*Exercise brief*. With the pictures left out, every record must be reproduced exactly.

*Interface dataset entries*.

--- START ---

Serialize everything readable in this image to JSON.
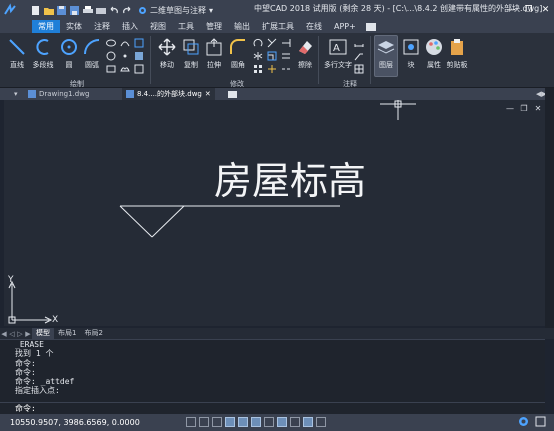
{
  "titlebar": {
    "workspace": "二维草图与注释",
    "title": "中望CAD 2018 试用版 (剩余 28 天) - [C:\\...\\8.4.2  创建带有属性的外部块.dwg]",
    "minimize": "—",
    "restore": "❐",
    "close": "✕"
  },
  "ribbon_tabs": [
    "常用",
    "实体",
    "注释",
    "插入",
    "视图",
    "工具",
    "管理",
    "输出",
    "扩展工具",
    "在线",
    "APP+"
  ],
  "ribbon": {
    "draw": {
      "label": "绘制",
      "line": "直线",
      "polyline": "多段线",
      "circle": "圆",
      "arc": "圆弧"
    },
    "modify": {
      "label": "修改",
      "move": "移动",
      "copy": "复制",
      "stretch": "拉伸",
      "fillet": "圆角",
      "erase": "擦除"
    },
    "annotation": {
      "label": "注释",
      "mtext": "多行文字"
    },
    "layers": "图层",
    "block": "块",
    "properties": "属性",
    "clipboard": "剪贴板"
  },
  "doc_tabs": {
    "tab1": "Drawing1.dwg",
    "tab2": "8.4....的外部块.dwg"
  },
  "canvas": {
    "text": "房屋标高",
    "y_axis": "Y",
    "x_axis": "X"
  },
  "layout_tabs": [
    "模型",
    "布局1",
    "布局2"
  ],
  "command_history": [
    "_ERASE",
    "找到 1 个",
    "命令:",
    "命令:",
    "命令: _attdef",
    "指定插入点:"
  ],
  "command_prompt": "命令:",
  "status": {
    "coords": "10550.9507, 3986.6569, 0.0000"
  }
}
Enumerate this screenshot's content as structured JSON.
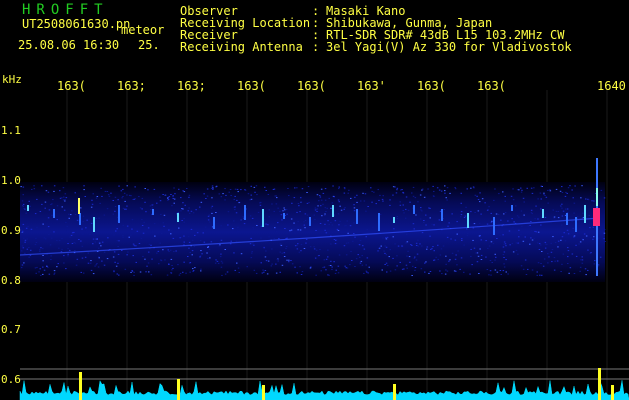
{
  "brand": "HROFFT",
  "file_label": "UT2508061630.pn",
  "kind_label": "meteor",
  "datetime": "25.08.06 16:30",
  "count": "25.",
  "header": [
    {
      "label": "Observer",
      "value": "Masaki Kano"
    },
    {
      "label": "Receiving Location",
      "value": "Shibukawa, Gunma, Japan"
    },
    {
      "label": "Receiver",
      "value": "RTL-SDR SDR# 43dB L15 103.2MHz CW"
    },
    {
      "label": "Receiving Antenna",
      "value": "3el Yagi(V) Az 330 for Vladivostok"
    }
  ],
  "colon": ":",
  "y_axis": {
    "unit": "kHz",
    "ticks": [
      "1.1",
      "1.0",
      "0.9",
      "0.8",
      "0.7",
      "0.6"
    ]
  },
  "x_axis": {
    "ticks": [
      "163(",
      "163;",
      "163;",
      "163(",
      "163(",
      "163'",
      "163(",
      "163(",
      "1640"
    ]
  },
  "colors": {
    "text": "#ffff44",
    "brand": "#22cc22",
    "trace": "#00e0ff",
    "background": "#000000"
  }
}
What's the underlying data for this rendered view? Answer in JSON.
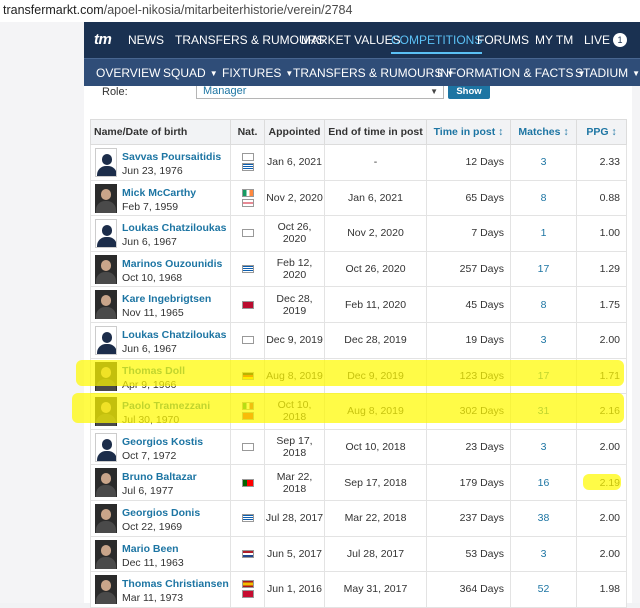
{
  "browser": {
    "url_host": "transfermarkt.com",
    "url_path": "/apoel-nikosia/mitarbeiterhistorie/verein/2784"
  },
  "topnav": {
    "logo": "tm",
    "items": [
      "NEWS",
      "TRANSFERS & RUMOURS",
      "MARKET VALUES",
      "COMPETITIONS",
      "FORUMS",
      "MY TM",
      "LIVE"
    ],
    "live_count": "1"
  },
  "subnav": {
    "items": [
      "OVERVIEW",
      "SQUAD",
      "FIXTURES",
      "TRANSFERS & RUMOURS",
      "INFORMATION & FACTS",
      "STADIUM"
    ]
  },
  "filter": {
    "label": "Role:",
    "selected": "Manager",
    "button": "Show"
  },
  "table": {
    "headers": [
      "Name/Date of birth",
      "Nat.",
      "Appointed",
      "End of time in post",
      "Time in post ↕",
      "Matches ↕",
      "PPG ↕"
    ],
    "rows": [
      {
        "name": "Savvas Poursaitidis",
        "dob": "Jun 23, 1976",
        "flags": [
          "cyprus",
          "greece"
        ],
        "appointed": "Jan 6, 2021",
        "end": "-",
        "time": "12 Days",
        "matches": "3",
        "ppg": "2.33",
        "photo": "silhouette"
      },
      {
        "name": "Mick McCarthy",
        "dob": "Feb 7, 1959",
        "flags": [
          "ireland",
          "england"
        ],
        "appointed": "Nov 2, 2020",
        "end": "Jan 6, 2021",
        "time": "65 Days",
        "matches": "8",
        "ppg": "0.88",
        "photo": "photo"
      },
      {
        "name": "Loukas Chatziloukas",
        "dob": "Jun 6, 1967",
        "flags": [
          "cyprus"
        ],
        "appointed": "Oct 26, 2020",
        "end": "Nov 2, 2020",
        "time": "7 Days",
        "matches": "1",
        "ppg": "1.00",
        "photo": "silhouette"
      },
      {
        "name": "Marinos Ouzounidis",
        "dob": "Oct 10, 1968",
        "flags": [
          "greece"
        ],
        "appointed": "Feb 12, 2020",
        "end": "Oct 26, 2020",
        "time": "257 Days",
        "matches": "17",
        "ppg": "1.29",
        "photo": "photo"
      },
      {
        "name": "Kare Ingebrigtsen",
        "dob": "Nov 11, 1965",
        "flags": [
          "norway"
        ],
        "appointed": "Dec 28, 2019",
        "end": "Feb 11, 2020",
        "time": "45 Days",
        "matches": "8",
        "ppg": "1.75",
        "photo": "photo"
      },
      {
        "name": "Loukas Chatziloukas",
        "dob": "Jun 6, 1967",
        "flags": [
          "cyprus"
        ],
        "appointed": "Dec 9, 2019",
        "end": "Dec 28, 2019",
        "time": "19 Days",
        "matches": "3",
        "ppg": "2.00",
        "photo": "silhouette"
      },
      {
        "name": "Thomas Doll",
        "dob": "Apr 9, 1966",
        "flags": [
          "germany"
        ],
        "appointed": "Aug 8, 2019",
        "end": "Dec 9, 2019",
        "time": "123 Days",
        "matches": "17",
        "ppg": "1.71",
        "photo": "photo"
      },
      {
        "name": "Paolo Tramezzani",
        "dob": "Jul 30, 1970",
        "flags": [
          "italy",
          "albania"
        ],
        "appointed": "Oct 10, 2018",
        "end": "Aug 8, 2019",
        "time": "302 Days",
        "matches": "31",
        "ppg": "2.16",
        "photo": "photo"
      },
      {
        "name": "Georgios Kostis",
        "dob": "Oct 7, 1972",
        "flags": [
          "cyprus"
        ],
        "appointed": "Sep 17, 2018",
        "end": "Oct 10, 2018",
        "time": "23 Days",
        "matches": "3",
        "ppg": "2.00",
        "photo": "silhouette"
      },
      {
        "name": "Bruno Baltazar",
        "dob": "Jul 6, 1977",
        "flags": [
          "portugal"
        ],
        "appointed": "Mar 22, 2018",
        "end": "Sep 17, 2018",
        "time": "179 Days",
        "matches": "16",
        "ppg": "2.19",
        "photo": "photo"
      },
      {
        "name": "Georgios Donis",
        "dob": "Oct 22, 1969",
        "flags": [
          "greece"
        ],
        "appointed": "Jul 28, 2017",
        "end": "Mar 22, 2018",
        "time": "237 Days",
        "matches": "38",
        "ppg": "2.00",
        "photo": "photo"
      },
      {
        "name": "Mario Been",
        "dob": "Dec 11, 1963",
        "flags": [
          "netherlands"
        ],
        "appointed": "Jun 5, 2017",
        "end": "Jul 28, 2017",
        "time": "53 Days",
        "matches": "3",
        "ppg": "2.00",
        "photo": "photo"
      },
      {
        "name": "Thomas Christiansen",
        "dob": "Mar 11, 1973",
        "flags": [
          "spain",
          "denmark"
        ],
        "appointed": "Jun 1, 2016",
        "end": "May 31, 2017",
        "time": "364 Days",
        "matches": "52",
        "ppg": "1.98",
        "photo": "photo"
      }
    ]
  },
  "colors": {
    "header_bg": "#1a3151",
    "subnav_bg": "#2f4d78",
    "link": "#1d75a3",
    "active_nav": "#5bc1f5",
    "highlight": "#fffa00"
  }
}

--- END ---

*Result of this task*.
Serialize everything readable in this image to JSON.
{
  "titlebar": {
    "workspace": "二维草图与注释",
    "title": "中望CAD 2018 试用版 (剩余 28 天) - [C:\\...\\8.4.2  创建带有属性的外部块.dwg]",
    "minimize": "—",
    "restore": "❐",
    "close": "✕"
  },
  "ribbon_tabs": [
    "常用",
    "实体",
    "注释",
    "插入",
    "视图",
    "工具",
    "管理",
    "输出",
    "扩展工具",
    "在线",
    "APP+"
  ],
  "ribbon": {
    "draw": {
      "label": "绘制",
      "line": "直线",
      "polyline": "多段线",
      "circle": "圆",
      "arc": "圆弧"
    },
    "modify": {
      "label": "修改",
      "move": "移动",
      "copy": "复制",
      "stretch": "拉伸",
      "fillet": "圆角",
      "erase": "擦除"
    },
    "annotation": {
      "label": "注释",
      "mtext": "多行文字"
    },
    "layers": "图层",
    "block": "块",
    "properties": "属性",
    "clipboard": "剪贴板"
  },
  "doc_tabs": {
    "tab1": "Drawing1.dwg",
    "tab2": "8.4....的外部块.dwg"
  },
  "canvas": {
    "text": "房屋标高",
    "y_axis": "Y",
    "x_axis": "X"
  },
  "layout_tabs": [
    "模型",
    "布局1",
    "布局2"
  ],
  "command_history": [
    "_ERASE",
    "找到 1 个",
    "命令:",
    "命令:",
    "命令: _attdef",
    "指定插入点:"
  ],
  "command_prompt": "命令:",
  "status": {
    "coords": "10550.9507, 3986.6569, 0.0000"
  }
}
Enumerate this screenshot's content as structured JSON.
{
  "brand": "HROFFT",
  "file_label": "UT2508061630.pn",
  "kind_label": "meteor",
  "datetime": "25.08.06 16:30",
  "count": "25.",
  "header": [
    {
      "label": "Observer",
      "value": "Masaki Kano"
    },
    {
      "label": "Receiving Location",
      "value": "Shibukawa, Gunma, Japan"
    },
    {
      "label": "Receiver",
      "value": "RTL-SDR SDR# 43dB L15 103.2MHz CW"
    },
    {
      "label": "Receiving Antenna",
      "value": "3el Yagi(V) Az 330 for Vladivostok"
    }
  ],
  "colon": ":",
  "y_axis": {
    "unit": "kHz",
    "ticks": [
      "1.1",
      "1.0",
      "0.9",
      "0.8",
      "0.7",
      "0.6"
    ]
  },
  "x_axis": {
    "ticks": [
      "163(",
      "163;",
      "163;",
      "163(",
      "163(",
      "163'",
      "163(",
      "163(",
      "1640"
    ]
  },
  "colors": {
    "text": "#ffff44",
    "brand": "#22cc22",
    "trace": "#00e0ff",
    "background": "#000000"
  }
}
What's the underlying data for this rendered view? Answer in JSON.
{
  "browser": {
    "url_host": "transfermarkt.com",
    "url_path": "/apoel-nikosia/mitarbeiterhistorie/verein/2784"
  },
  "topnav": {
    "logo": "tm",
    "items": [
      "NEWS",
      "TRANSFERS & RUMOURS",
      "MARKET VALUES",
      "COMPETITIONS",
      "FORUMS",
      "MY TM",
      "LIVE"
    ],
    "live_count": "1"
  },
  "subnav": {
    "items": [
      "OVERVIEW",
      "SQUAD",
      "FIXTURES",
      "TRANSFERS & RUMOURS",
      "INFORMATION & FACTS",
      "STADIUM"
    ]
  },
  "filter": {
    "label": "Role:",
    "selected": "Manager",
    "button": "Show"
  },
  "table": {
    "headers": [
      "Name/Date of birth",
      "Nat.",
      "Appointed",
      "End of time in post",
      "Time in post ↕",
      "Matches ↕",
      "PPG ↕"
    ],
    "rows": [
      {
        "name": "Savvas Poursaitidis",
        "dob": "Jun 23, 1976",
        "flags": [
          "cyprus",
          "greece"
        ],
        "appointed": "Jan 6, 2021",
        "end": "-",
        "time": "12 Days",
        "matches": "3",
        "ppg": "2.33",
        "photo": "silhouette"
      },
      {
        "name": "Mick McCarthy",
        "dob": "Feb 7, 1959",
        "flags": [
          "ireland",
          "england"
        ],
        "appointed": "Nov 2, 2020",
        "end": "Jan 6, 2021",
        "time": "65 Days",
        "matches": "8",
        "ppg": "0.88",
        "photo": "photo"
      },
      {
        "name": "Loukas Chatziloukas",
        "dob": "Jun 6, 1967",
        "flags": [
          "cyprus"
        ],
        "appointed": "Oct 26, 2020",
        "end": "Nov 2, 2020",
        "time": "7 Days",
        "matches": "1",
        "ppg": "1.00",
        "photo": "silhouette"
      },
      {
        "name": "Marinos Ouzounidis",
        "dob": "Oct 10, 1968",
        "flags": [
          "greece"
        ],
        "appointed": "Feb 12, 2020",
        "end": "Oct 26, 2020",
        "time": "257 Days",
        "matches": "17",
        "ppg": "1.29",
        "photo": "photo"
      },
      {
        "name": "Kare Ingebrigtsen",
        "dob": "Nov 11, 1965",
        "flags": [
          "norway"
        ],
        "appointed": "Dec 28, 2019",
        "end": "Feb 11, 2020",
        "time": "45 Days",
        "matches": "8",
        "ppg": "1.75",
        "photo": "photo"
      },
      {
        "name": "Loukas Chatziloukas",
        "dob": "Jun 6, 1967",
        "flags": [
          "cyprus"
        ],
        "appointed": "Dec 9, 2019",
        "end": "Dec 28, 2019",
        "time": "19 Days",
        "matches": "3",
        "ppg": "2.00",
        "photo": "silhouette"
      },
      {
        "name": "Thomas Doll",
        "dob": "Apr 9, 1966",
        "flags": [
          "germany"
        ],
        "appointed": "Aug 8, 2019",
        "end": "Dec 9, 2019",
        "time": "123 Days",
        "matches": "17",
        "ppg": "1.71",
        "photo": "photo"
      },
      {
        "name": "Paolo Tramezzani",
        "dob": "Jul 30, 1970",
        "flags": [
          "italy",
          "albania"
        ],
        "appointed": "Oct 10, 2018",
        "end": "Aug 8, 2019",
        "time": "302 Days",
        "matches": "31",
        "ppg": "2.16",
        "photo": "photo"
      },
      {
        "name": "Georgios Kostis",
        "dob": "Oct 7, 1972",
        "flags": [
          "cyprus"
        ],
        "appointed": "Sep 17, 2018",
        "end": "Oct 10, 2018",
        "time": "23 Days",
        "matches": "3",
        "ppg": "2.00",
        "photo": "silhouette"
      },
      {
        "name": "Bruno Baltazar",
        "dob": "Jul 6, 1977",
        "flags": [
          "portugal"
        ],
        "appointed": "Mar 22, 2018",
        "end": "Sep 17, 2018",
        "time": "179 Days",
        "matches": "16",
        "ppg": "2.19",
        "photo": "photo"
      },
      {
        "name": "Georgios Donis",
        "dob": "Oct 22, 1969",
        "flags": [
          "greece"
        ],
        "appointed": "Jul 28, 2017",
        "end": "Mar 22, 2018",
        "time": "237 Days",
        "matches": "38",
        "ppg": "2.00",
        "photo": "photo"
      },
      {
        "name": "Mario Been",
        "dob": "Dec 11, 1963",
        "flags": [
          "netherlands"
        ],
        "appointed": "Jun 5, 2017",
        "end": "Jul 28, 2017",
        "time": "53 Days",
        "matches": "3",
        "ppg": "2.00",
        "photo": "photo"
      },
      {
        "name": "Thomas Christiansen",
        "dob": "Mar 11, 1973",
        "flags": [
          "spain",
          "denmark"
        ],
        "appointed": "Jun 1, 2016",
        "end": "May 31, 2017",
        "time": "364 Days",
        "matches": "52",
        "ppg": "1.98",
        "photo": "photo"
      }
    ]
  },
  "colors": {
    "header_bg": "#1a3151",
    "subnav_bg": "#2f4d78",
    "link": "#1d75a3",
    "active_nav": "#5bc1f5",
    "highlight": "#fffa00"
  }
}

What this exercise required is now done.